(Extracted entries):
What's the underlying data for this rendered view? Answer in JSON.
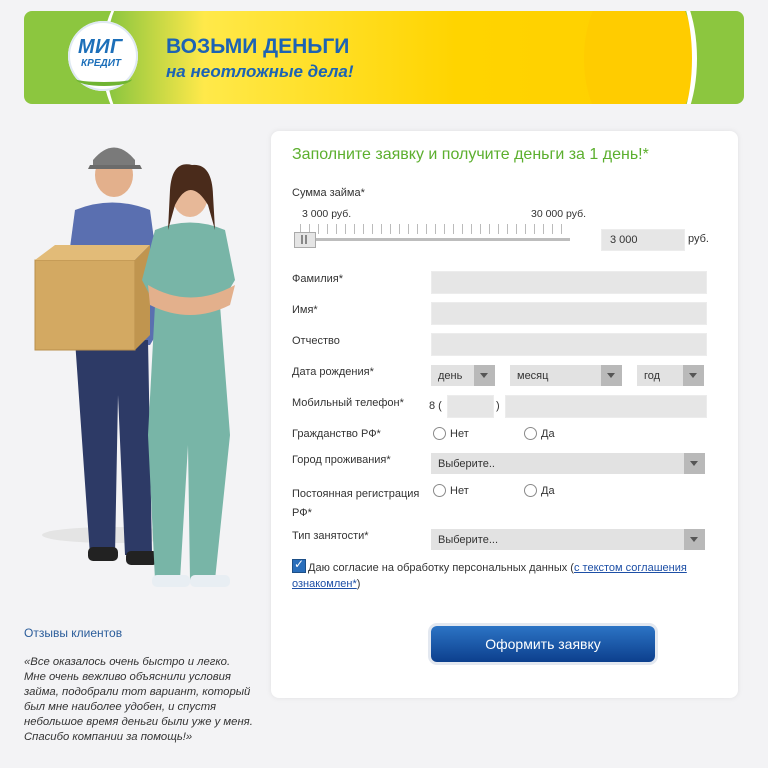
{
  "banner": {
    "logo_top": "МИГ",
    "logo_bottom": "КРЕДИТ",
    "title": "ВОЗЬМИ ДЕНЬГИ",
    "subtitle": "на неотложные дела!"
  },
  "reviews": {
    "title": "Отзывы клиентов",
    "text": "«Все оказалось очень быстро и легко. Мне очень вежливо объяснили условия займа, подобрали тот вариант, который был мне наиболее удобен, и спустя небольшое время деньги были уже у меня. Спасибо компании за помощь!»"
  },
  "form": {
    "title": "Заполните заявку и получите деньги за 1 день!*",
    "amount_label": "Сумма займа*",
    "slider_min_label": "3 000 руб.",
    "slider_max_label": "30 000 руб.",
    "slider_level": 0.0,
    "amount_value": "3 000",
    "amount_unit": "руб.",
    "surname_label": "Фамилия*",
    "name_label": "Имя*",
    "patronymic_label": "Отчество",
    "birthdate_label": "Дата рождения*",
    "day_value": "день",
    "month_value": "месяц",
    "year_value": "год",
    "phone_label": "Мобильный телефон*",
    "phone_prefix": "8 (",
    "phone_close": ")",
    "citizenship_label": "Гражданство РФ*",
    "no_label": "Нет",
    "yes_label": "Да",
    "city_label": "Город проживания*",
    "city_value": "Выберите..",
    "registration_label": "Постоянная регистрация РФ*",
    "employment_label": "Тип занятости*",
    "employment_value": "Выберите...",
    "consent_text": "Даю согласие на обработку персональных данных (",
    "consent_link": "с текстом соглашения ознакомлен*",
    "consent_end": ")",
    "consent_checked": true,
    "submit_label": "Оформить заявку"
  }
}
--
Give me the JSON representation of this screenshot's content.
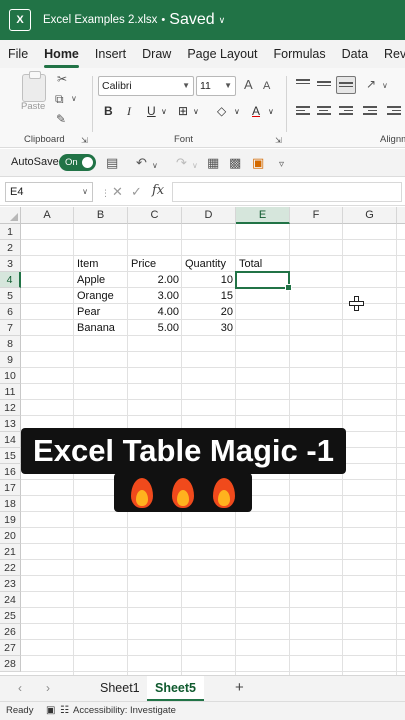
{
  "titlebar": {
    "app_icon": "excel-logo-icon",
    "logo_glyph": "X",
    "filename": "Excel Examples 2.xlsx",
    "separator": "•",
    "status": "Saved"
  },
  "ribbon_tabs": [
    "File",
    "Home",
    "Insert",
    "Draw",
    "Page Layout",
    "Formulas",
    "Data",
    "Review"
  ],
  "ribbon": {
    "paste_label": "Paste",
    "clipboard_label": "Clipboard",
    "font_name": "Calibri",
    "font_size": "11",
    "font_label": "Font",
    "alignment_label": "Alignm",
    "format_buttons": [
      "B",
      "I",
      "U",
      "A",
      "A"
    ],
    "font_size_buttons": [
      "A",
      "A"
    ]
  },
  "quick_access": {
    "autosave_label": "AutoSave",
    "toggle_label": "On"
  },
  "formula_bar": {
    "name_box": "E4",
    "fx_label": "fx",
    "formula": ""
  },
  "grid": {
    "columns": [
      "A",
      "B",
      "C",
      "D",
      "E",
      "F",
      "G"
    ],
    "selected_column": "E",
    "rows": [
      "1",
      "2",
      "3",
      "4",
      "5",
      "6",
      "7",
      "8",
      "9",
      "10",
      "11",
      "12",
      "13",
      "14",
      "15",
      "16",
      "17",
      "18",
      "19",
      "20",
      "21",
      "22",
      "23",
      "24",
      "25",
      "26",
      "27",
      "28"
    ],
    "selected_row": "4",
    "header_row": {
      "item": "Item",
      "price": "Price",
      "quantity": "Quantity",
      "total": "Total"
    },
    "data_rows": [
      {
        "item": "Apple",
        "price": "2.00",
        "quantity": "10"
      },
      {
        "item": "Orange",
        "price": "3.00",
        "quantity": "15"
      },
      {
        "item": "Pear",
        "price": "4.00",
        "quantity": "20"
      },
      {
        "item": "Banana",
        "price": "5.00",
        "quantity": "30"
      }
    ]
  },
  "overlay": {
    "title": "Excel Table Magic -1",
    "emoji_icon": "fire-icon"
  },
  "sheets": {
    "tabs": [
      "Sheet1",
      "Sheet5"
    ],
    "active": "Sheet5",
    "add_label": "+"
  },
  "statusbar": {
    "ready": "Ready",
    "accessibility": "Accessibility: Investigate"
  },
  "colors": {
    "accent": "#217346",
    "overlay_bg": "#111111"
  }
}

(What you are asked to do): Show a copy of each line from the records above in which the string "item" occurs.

(Solution for this task):
      "item": "Item",
        "item": "Apple",
        "item": "Orange",
        "item": "Pear",
        "item": "Banana",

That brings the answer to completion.